Scope 2 covers all the secondary energies: in our case, electricity and district heating. In the financial year 2012/13, when we didn’t yet have green energy, emissions in this area amounted to over 21,000 t. Since using green energy, we have been able to cut around 95% of these emissions. The excess emissions which occur in transit, as I said, are also compensated by Evers-ReForest. Just as with the district heating which we source from Berlin. This means that Scope 2 is also 100% climate-neutral. 

Are those all the emissions that we have to account for?

HK: Unfortunately not. Despite switching to climate-neutral natural gas, there is yet another part, Scope 3. It comprises all indirect emissions which occur during upstream and downstream processes – for example, during the production and transport of printing paper or the manufacture of printing plates and all other auxiliary and operating materials. In other words, those processes which we can only influence to a limited degree, which produce CO₂ emissions which we can’t prevent, but which we still have to record and take into account according to the Greenhouse Gas Protocol and ISO 14064. We want to motivate our customers to use an ecological strategy by offering detailed advice from our sales team about environmentally-friendly printing processes and possible types of paper with low CO₂ paper emission factors. For example, we wish to promote the use of regional paper to keep transport emissions low.
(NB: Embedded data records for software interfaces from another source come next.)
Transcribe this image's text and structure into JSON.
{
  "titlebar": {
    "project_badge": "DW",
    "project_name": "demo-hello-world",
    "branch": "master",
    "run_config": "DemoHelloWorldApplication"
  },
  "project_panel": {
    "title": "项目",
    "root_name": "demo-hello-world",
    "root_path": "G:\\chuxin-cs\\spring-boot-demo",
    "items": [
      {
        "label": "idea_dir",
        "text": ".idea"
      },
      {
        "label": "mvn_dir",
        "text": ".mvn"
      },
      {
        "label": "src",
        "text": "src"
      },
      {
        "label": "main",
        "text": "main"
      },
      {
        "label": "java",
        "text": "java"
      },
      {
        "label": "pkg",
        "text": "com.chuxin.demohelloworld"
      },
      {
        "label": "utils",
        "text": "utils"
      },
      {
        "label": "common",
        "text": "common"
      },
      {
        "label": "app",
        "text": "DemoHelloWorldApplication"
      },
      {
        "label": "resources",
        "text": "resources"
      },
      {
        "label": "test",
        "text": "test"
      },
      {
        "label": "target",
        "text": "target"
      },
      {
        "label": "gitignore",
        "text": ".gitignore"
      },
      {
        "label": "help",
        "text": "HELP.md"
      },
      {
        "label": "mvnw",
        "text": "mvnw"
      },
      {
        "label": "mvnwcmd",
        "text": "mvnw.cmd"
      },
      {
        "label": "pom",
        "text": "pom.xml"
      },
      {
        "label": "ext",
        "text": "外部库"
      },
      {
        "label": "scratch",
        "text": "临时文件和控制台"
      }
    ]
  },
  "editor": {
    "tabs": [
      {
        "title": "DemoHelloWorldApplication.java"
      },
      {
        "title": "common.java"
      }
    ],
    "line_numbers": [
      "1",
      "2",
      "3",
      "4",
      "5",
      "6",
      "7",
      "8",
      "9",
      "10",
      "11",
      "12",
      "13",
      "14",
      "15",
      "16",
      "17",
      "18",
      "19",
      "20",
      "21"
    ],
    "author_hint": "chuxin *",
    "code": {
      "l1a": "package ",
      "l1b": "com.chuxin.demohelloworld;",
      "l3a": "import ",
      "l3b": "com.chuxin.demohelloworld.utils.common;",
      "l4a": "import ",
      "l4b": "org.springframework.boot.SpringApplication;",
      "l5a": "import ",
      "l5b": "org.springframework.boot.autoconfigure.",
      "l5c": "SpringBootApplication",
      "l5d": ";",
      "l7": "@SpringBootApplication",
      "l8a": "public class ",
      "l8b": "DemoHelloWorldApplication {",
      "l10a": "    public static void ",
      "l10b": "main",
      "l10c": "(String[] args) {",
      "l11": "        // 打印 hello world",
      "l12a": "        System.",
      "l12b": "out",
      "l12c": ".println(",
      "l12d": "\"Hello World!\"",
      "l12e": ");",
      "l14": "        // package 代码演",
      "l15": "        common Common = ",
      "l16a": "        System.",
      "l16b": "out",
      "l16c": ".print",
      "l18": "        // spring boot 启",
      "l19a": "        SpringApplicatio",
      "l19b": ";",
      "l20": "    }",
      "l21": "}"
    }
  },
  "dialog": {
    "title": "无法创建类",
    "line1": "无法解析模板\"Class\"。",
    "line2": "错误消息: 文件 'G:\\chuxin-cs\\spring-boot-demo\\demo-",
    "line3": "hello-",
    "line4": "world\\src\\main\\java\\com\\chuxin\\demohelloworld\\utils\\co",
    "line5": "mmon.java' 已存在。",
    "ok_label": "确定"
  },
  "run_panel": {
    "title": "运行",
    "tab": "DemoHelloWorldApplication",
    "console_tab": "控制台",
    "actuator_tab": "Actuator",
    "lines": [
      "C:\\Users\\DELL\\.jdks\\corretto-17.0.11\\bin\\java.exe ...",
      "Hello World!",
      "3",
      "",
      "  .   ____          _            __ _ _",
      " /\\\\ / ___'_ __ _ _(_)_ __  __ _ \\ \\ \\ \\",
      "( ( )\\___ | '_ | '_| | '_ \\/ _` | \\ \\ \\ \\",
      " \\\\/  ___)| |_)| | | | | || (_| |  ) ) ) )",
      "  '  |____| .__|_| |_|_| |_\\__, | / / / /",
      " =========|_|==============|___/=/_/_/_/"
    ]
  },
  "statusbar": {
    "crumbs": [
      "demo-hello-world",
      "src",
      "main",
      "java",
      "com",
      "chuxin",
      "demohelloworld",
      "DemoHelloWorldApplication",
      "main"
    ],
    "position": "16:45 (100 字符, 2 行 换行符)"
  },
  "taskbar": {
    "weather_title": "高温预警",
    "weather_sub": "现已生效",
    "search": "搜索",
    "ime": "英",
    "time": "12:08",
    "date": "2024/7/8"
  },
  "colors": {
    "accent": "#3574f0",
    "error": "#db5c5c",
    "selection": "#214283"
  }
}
New technologies which enable digital printing also play an important role here, because a highly individualised product with a low circulation sometimes makes more sense than a scatter product.